TASK TO COMPLETE: The lines to copy are those in the records below that hold the word "Debug".

[Records drawn from a dataset]

_ _ _

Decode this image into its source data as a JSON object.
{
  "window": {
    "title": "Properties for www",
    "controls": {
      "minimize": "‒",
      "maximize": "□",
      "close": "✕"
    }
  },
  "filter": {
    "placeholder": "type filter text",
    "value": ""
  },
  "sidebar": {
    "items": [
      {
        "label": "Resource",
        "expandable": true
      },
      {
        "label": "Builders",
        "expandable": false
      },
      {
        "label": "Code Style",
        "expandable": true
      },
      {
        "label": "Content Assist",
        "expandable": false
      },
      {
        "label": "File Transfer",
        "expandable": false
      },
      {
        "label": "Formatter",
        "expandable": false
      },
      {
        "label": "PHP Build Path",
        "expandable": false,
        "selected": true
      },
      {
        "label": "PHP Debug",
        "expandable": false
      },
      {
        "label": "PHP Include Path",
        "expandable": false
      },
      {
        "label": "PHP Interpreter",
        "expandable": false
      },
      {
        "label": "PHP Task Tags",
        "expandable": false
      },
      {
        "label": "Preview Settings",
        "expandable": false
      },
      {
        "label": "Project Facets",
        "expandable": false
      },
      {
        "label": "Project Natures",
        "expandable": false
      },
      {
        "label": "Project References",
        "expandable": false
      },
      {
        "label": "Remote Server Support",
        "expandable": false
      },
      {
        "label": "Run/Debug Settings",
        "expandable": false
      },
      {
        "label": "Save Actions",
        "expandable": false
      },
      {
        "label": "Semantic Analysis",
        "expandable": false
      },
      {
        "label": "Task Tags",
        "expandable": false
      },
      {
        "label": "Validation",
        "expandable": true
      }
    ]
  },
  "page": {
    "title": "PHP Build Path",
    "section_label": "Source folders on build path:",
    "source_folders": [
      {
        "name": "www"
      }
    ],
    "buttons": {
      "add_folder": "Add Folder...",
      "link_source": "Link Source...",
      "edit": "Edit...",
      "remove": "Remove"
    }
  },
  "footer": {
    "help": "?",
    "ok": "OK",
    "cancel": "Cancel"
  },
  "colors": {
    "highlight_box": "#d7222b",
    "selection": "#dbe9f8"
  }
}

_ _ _

RESPONSE AREA:
        "label": "PHP Debug",
        "label": "Run/Debug Settings",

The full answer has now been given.